One day, several years ago, I was thinking about a print I remembered seeing on a friend’s living room wall. I have no recollection of what brought it to mind, but the print was an illustration of a man standing tiptoe on a mountaintop reaching for a star, stretching so earnestly that he was on the verge of falling.
My friend was a very ambitious person, and I could see why she would have this on her wall; she seemed like someone who was reaching for the stars. And while I think it’s great to want to excel and be all we can be, as I remembered the print all these years later, what I remembered most was how off balance that poor fellow was, how obviously out of reach the star was, how utterly futile his effort was.
Later that same day I was taking a walk in our neighborhood and I passed by a used bookstore not far from our house. And, wouldn’t you know it, on display in the front window was a book with that very print on the cover. So I went inside and took the book from the window to take a picture of it, thinking I might want to use it in a blog someday.
The Folly of Looking Outside Ourselves
This past year, as we have been weathering this odd reclusive time of COVID, I have experienced a lot of inner shifts and insights. One of them is that I have seen at a much deeper level than ever before what folly it is to look outside of ourselves for our fulfillment.
To be reaching for a “star,” whatever that star might be for each of us, means that we believe there is something we are missing, that there is some way in which we are incomplete or inadequate, some void that can only be filled by something outside of ourselves.
But, as A Course of Love points out, we are already the Accomplished. We are already whole in ourselves. There is nothing lacking or inadequate about us.
And yet, we are so conditioned to reach for things outside of ourselves and to believe that only they can bring us ultimate fulfillment and happiness. In fact, billions and billions of dollars are spent each year trying to persuade us to look outside of ourselves for happiness and completeness.
The irony is that it is the reaching itself that keeps us in a state of dissatisfaction. It is the seeking that keeps us separated from that which we seek. It is the belief that our destiny is beyond us that prevents us from opening to the destiny that is already within us, the destiny that we already are.

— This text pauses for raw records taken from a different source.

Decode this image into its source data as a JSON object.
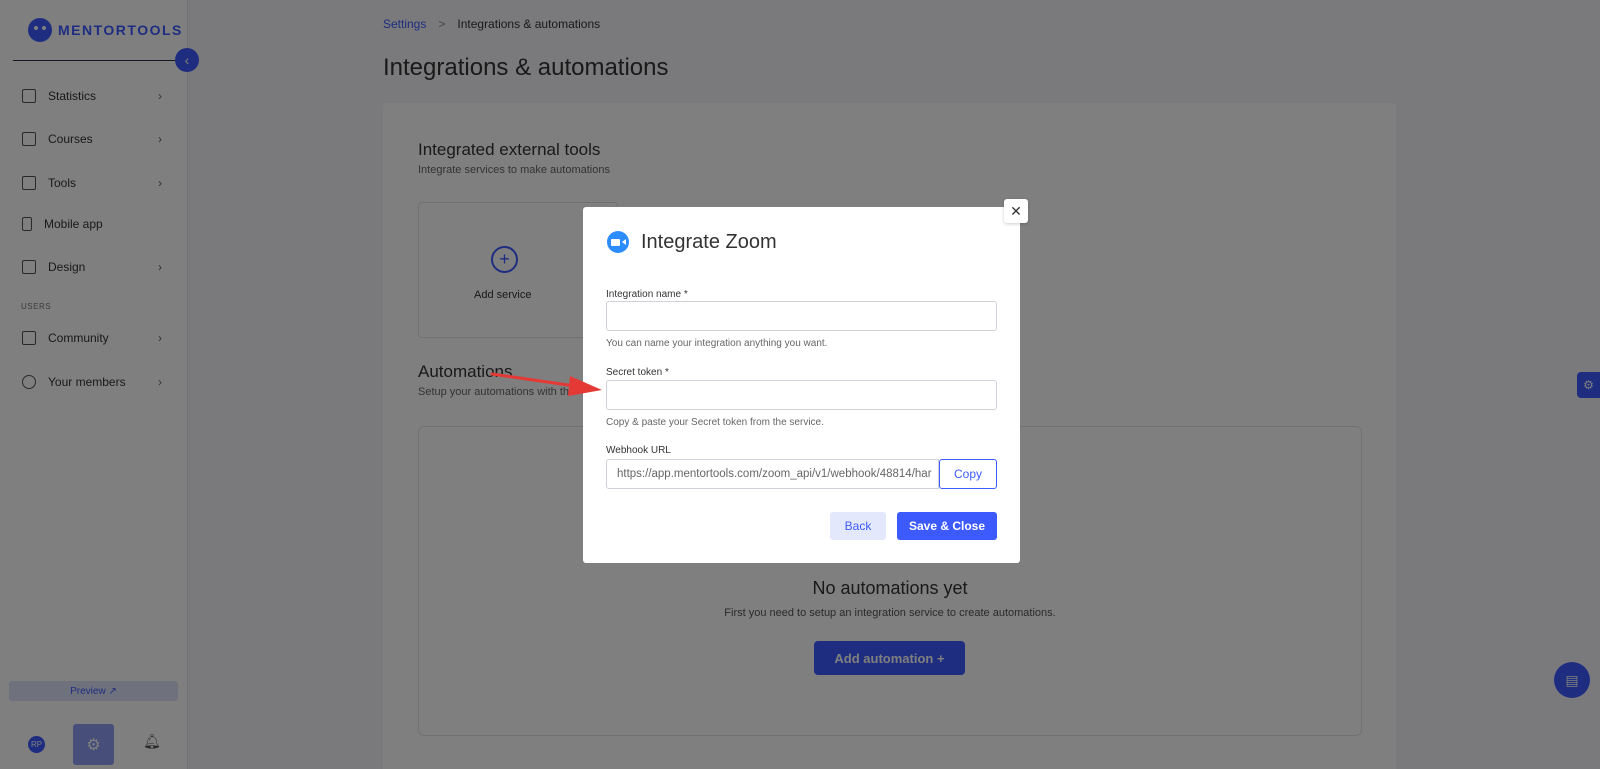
{
  "app": {
    "logo_text": "MENTORTOOLS"
  },
  "sidebar": {
    "items": [
      {
        "label": "Statistics",
        "icon": "bar-chart-icon",
        "has_chevron": true
      },
      {
        "label": "Courses",
        "icon": "book-icon",
        "has_chevron": true
      },
      {
        "label": "Tools",
        "icon": "megaphone-icon",
        "has_chevron": true
      },
      {
        "label": "Mobile app",
        "icon": "phone-icon",
        "has_chevron": false
      },
      {
        "label": "Design",
        "icon": "pencil-icon",
        "has_chevron": true
      },
      {
        "label": "Community",
        "icon": "community-icon",
        "has_chevron": true
      },
      {
        "label": "Your members",
        "icon": "user-icon",
        "has_chevron": true
      }
    ],
    "section_users": "USERS",
    "preview_label": "Preview ↗",
    "avatar_initials": "RP"
  },
  "breadcrumb": {
    "root": "Settings",
    "sep": ">",
    "current": "Integrations & automations"
  },
  "page": {
    "title": "Integrations & automations",
    "integrations_title": "Integrated external tools",
    "integrations_sub": "Integrate services to make automations",
    "add_service": "Add service",
    "automations_title": "Automations",
    "automations_sub": "Setup your automations with th",
    "empty_title": "No automations yet",
    "empty_sub": "First you need to setup an integration service to create automations.",
    "add_automation": "Add automation  +"
  },
  "modal": {
    "title": "Integrate Zoom",
    "name_label": "Integration name",
    "name_value": "",
    "name_hint": "You can name your integration anything you want.",
    "token_label": "Secret token",
    "token_value": "",
    "token_hint": "Copy & paste your Secret token from the service.",
    "required_mark": "*",
    "webhook_label": "Webhook URL",
    "webhook_value": "https://app.mentortools.com/zoom_api/v1/webhook/48814/har",
    "copy_label": "Copy",
    "back_label": "Back",
    "save_label": "Save & Close",
    "close_glyph": "✕"
  },
  "colors": {
    "accent": "#3d5afe",
    "zoom": "#2d8cff",
    "arrow": "#e53935"
  }
}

So what about you? Is there a star you are reaching for, something you believe is lacking in your life or inadequate about you—something that you believe can only be fulfilled by something outside of you?
If so, take a moment now and just let yourself notice what it feels like to be constantly reaching for that star. Let yourself feel how the reaching leaves you off balance, dissatisfied, perhaps at times even despondent.

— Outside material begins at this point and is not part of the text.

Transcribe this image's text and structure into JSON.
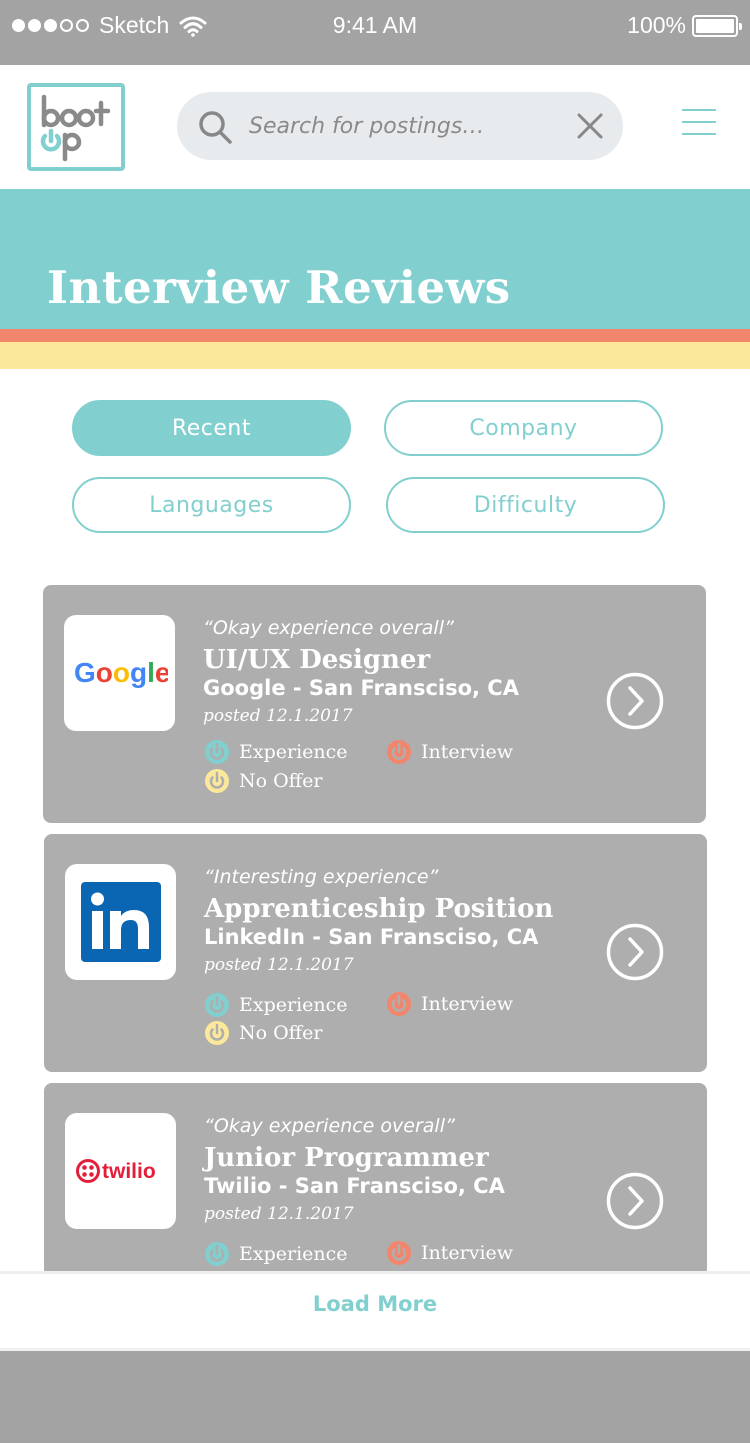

Here is what I would like you to understand: that star you are reaching for will always elude you because it is a mirage. It doesn’t exist outside of you. It is your projection onto the “external” world of the light which is already within you.
When you really dig down, what you discover is that what you have been seeking is nothing other than your Original Self, who has always been present within you, and whose brilliance can never be dimmed.
Can you let yourself accept this truth? Can you let yourself accept that you are the star you have been reaching for?